According to the National Student Clearinghouse, enrollment in colleges and universities has dropped for five straight years. This is largely due to a decline in the birth rate, which has led to fewer 18- to 24-year-olds leaving high schools. The decline also has coincided with an even larger decrease in the number of college students older than 24, who have found their way back into the workforce due to an improved economy.
What does this mean?
There were 2.4 million fewer students enrolled in higher education nationally this past spring than there were in the fall of 2011, the most recent peak, reports the student clearinghouse.
A recent story in the Washington Post, which was written by Jon Marcus and produced by The Hechinger Report, outlines what one liberal arts college is doing to combat the challenge of falling enrollment in higher education. The story centers on Ohio Wesleyan University in Delaware, Ohio, a 175-year-old private, liberal arts school with an enrollment of 1,700 undergraduates.
Some of their strategies include:
- Preparing new majors in high-demand fields, including data analytics and computational neural science

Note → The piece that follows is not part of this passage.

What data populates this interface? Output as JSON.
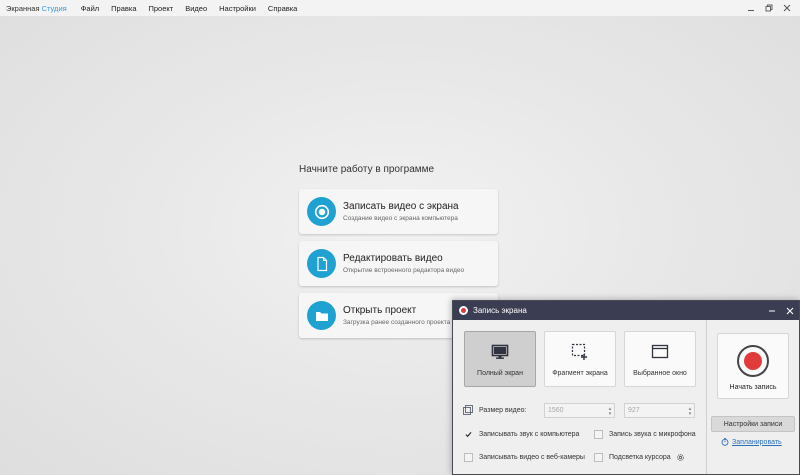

- Scouting prospective students in China, India and Pakistan
- Putting more money into financial aid
- Streamlining the process for transferring to the school
- Partnering with other universities to expand graduate school offerings

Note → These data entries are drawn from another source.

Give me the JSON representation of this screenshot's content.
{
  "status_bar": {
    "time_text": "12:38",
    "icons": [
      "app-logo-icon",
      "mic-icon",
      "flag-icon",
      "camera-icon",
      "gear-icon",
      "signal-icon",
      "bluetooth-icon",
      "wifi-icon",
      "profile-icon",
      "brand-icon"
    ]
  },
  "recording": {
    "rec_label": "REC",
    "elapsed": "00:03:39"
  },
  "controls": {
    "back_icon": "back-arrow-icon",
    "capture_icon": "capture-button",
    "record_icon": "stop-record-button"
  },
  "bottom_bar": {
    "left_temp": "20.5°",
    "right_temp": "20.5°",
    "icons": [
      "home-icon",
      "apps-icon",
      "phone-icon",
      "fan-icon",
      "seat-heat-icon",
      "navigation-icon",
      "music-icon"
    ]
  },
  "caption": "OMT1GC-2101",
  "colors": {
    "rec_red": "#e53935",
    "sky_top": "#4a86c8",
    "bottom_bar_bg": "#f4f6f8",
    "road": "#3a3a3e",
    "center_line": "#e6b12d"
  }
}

- Expanding internship programs and study-abroad opportunities
- Adding two new sports to their athletics department and a marching band
“We live in a really consumer-driven society, and to be honest a college is an investment,” Ohio Wesleyan President Rock Jones says in the article. “Families are much more discerning, and they approach it as consumers. That’s a cultural shift to which the campus has to respond.”
At Capture Higher Ed, we help our partners respond and adjust to that cultural shift every day with the most innovative tools and effective enrollment solutions in the industry. Our combination of behavioral analytics, enrollment prediction and marketing services and innovation can enhance any strategy to reverse troubling enrollment trends.
You can read the entire Washington Post story on Ohio Wesleyan here.